The Greenbrier River Watershed Association, founded in 1990, is one of the oldest watershed associations in the state. With this website, we hope to give the Greenbrier River Watershed residents and visitors the tools they need to take responsible care of the land that is home to the waters. Most importantly we hope that the people of these beautiful mountains get outdoors and enjoy wild and wonderful West Virginia. Come out and join us!
GRWA-Report-2015 NEWS: Greenbrier River Watershed Association joins with Pipeline Update to provide the most up to date meeting information and news on proposed pipelines in our watershed. If you want the most recent news and information, go tohttp://pipelineupdate.org/and see what is happening lots of folks are coming out to meetings all over West Virginia and Virginia!
From the wilds of Blister Swamp high in the Allegheny Mountains until it flows into the New River Gorge National River near Hinton, the Greenbrier River has carved its way almost two hundred miles through some of the most beautiful and unspoiled terrain on the East Coast.
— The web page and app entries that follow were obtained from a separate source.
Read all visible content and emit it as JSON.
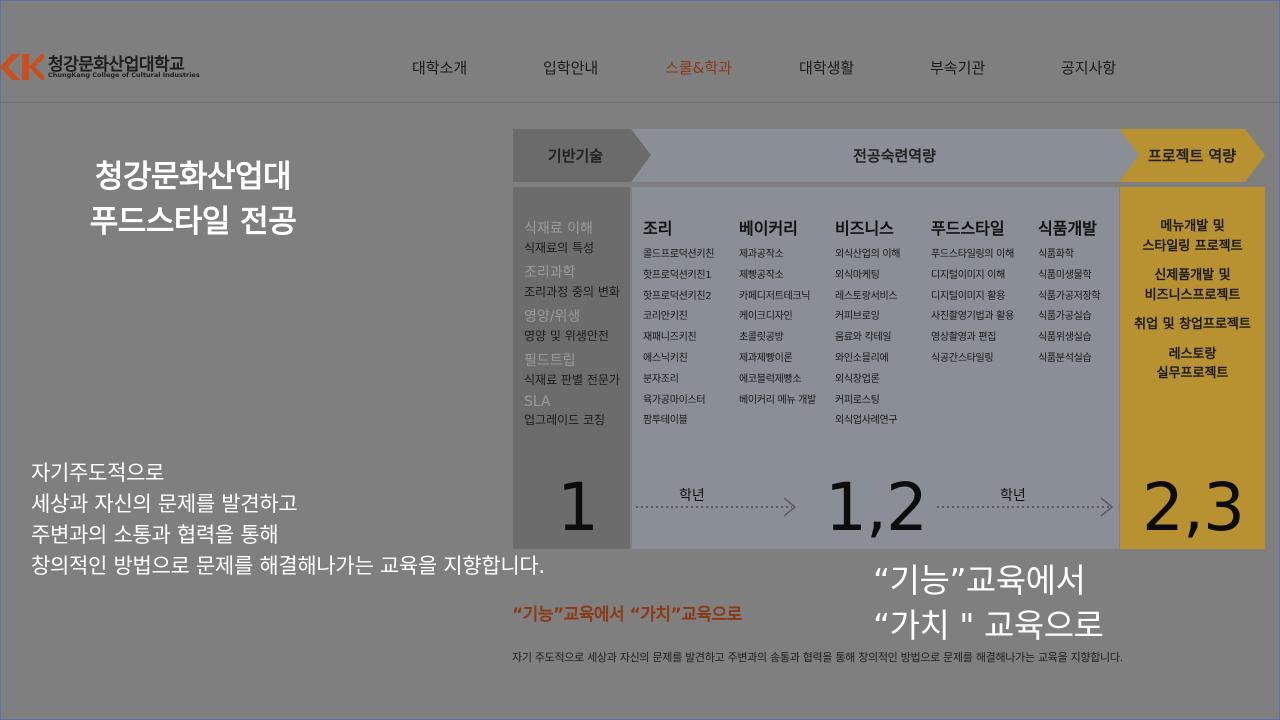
{
  "header": {
    "logo": {
      "korean": "청강문화산업대학교",
      "english": "ChungKang College of Cultural Industries",
      "brand_color": "#c8501e"
    },
    "nav": [
      {
        "label": "대학소개"
      },
      {
        "label": "입학안내"
      },
      {
        "label": "스쿨&학과",
        "active": true
      },
      {
        "label": "대학생활"
      },
      {
        "label": "부속기관"
      },
      {
        "label": "공지사항"
      }
    ],
    "active_color": "#8a3a16"
  },
  "intro": {
    "title_line1": "청강문화산업대",
    "title_line2": "푸드스타일 전공",
    "slogan": [
      "자기주도적으로",
      "세상과 자신의 문제를 발견하고",
      "주변과의 소통과 협력을 통해",
      "창의적인 방법으로 문제를 해결해나가는 교육을 지향합니다."
    ]
  },
  "curriculum": {
    "stages": [
      "기반기술",
      "전공숙련역량",
      "프로젝트 역량"
    ],
    "basic": [
      {
        "heading": "식재료 이해",
        "sub": "식재료의 특성"
      },
      {
        "heading": "조리과학",
        "sub": "조리과정 중의 변화"
      },
      {
        "heading": "영양/위생",
        "sub": "영양 및 위생안전"
      },
      {
        "heading": "필드트립",
        "sub": "식재료 판별 전문가"
      },
      {
        "heading": "SLA",
        "sub": "업그레이드 코칭"
      }
    ],
    "subjects": [
      {
        "heading": "조리",
        "items": [
          "콜드프로덕션키친",
          "핫프로덕션키친1",
          "핫프로덕션키친2",
          "코리안키친",
          "재패니즈키친",
          "에스닉키친",
          "분자조리",
          "육가공마이스터",
          "팜투테이블"
        ]
      },
      {
        "heading": "베이커리",
        "items": [
          "제과공작소",
          "제빵공작소",
          "카페디저트테크닉",
          "케이크디자인",
          "초콜릿공방",
          "제과제빵이론",
          "에코블럭제빵소",
          "베이커리 메뉴 개발"
        ]
      },
      {
        "heading": "비즈니스",
        "items": [
          "외식산업의 이해",
          "외식마케팅",
          "레스토랑서비스",
          "커피브로잉",
          "음료와 칵테일",
          "와인소믈리에",
          "외식창업론",
          "커피로스팅",
          "외식업사례연구"
        ]
      },
      {
        "heading": "푸드스타일",
        "items": [
          "푸드스타일링의 이해",
          "디지털이미지 이해",
          "디지털이미지 활용",
          "사진촬영기법과 활용",
          "영상촬영과 편집",
          "식공간스타일링"
        ]
      },
      {
        "heading": "식품개발",
        "items": [
          "식품화학",
          "식품미생물학",
          "식품가공저장학",
          "식품가공실습",
          "식품위생실습",
          "식품분석실습"
        ]
      }
    ],
    "projects": [
      [
        "메뉴개발 및",
        "스타일링 프로젝트"
      ],
      [
        "신제품개발 및",
        "비즈니스프로젝트"
      ],
      [
        "취업 및 창업프로젝트"
      ],
      [
        "레스토랑",
        "실무프로젝트"
      ]
    ],
    "years": [
      "1",
      "1,2",
      "2,3"
    ],
    "year_label": "학년",
    "colors": {
      "basic": "#6c6c6c",
      "major": "#8a8f97",
      "project": "#b89131"
    }
  },
  "quote_big": [
    "“기능”교육에서",
    "“가치 \" 교육으로"
  ],
  "quote_small": "“기능”교육에서 “가치”교육으로",
  "bottom_line": "자기 주도적으로 세상과 자신의 문제를 발견하고 주변과의 송통과 협력을 통해 창의적인 방법으로 문제를 해결해나가는 교육을 지향합니다."
}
It is the longest free flowing river in the East, and boasts two of our newest wilderness areas, Spice Run and Big Draft.
One of the nation’s oldest rail to trail conversions, the scenic Greenbrier River Trail parallels the river for almost eighty miles in Pocahontas and Greenbrier Counties, affording access to the river and some of the surrounding state parks and forest and the Monongahela National Forest.
The river and its tributaries provide drinking water for communities, water for agriculture and recreation, and home for abundant wildlife, including bald eagles, lynx, black bear, river otters and myriad of birds and mammals.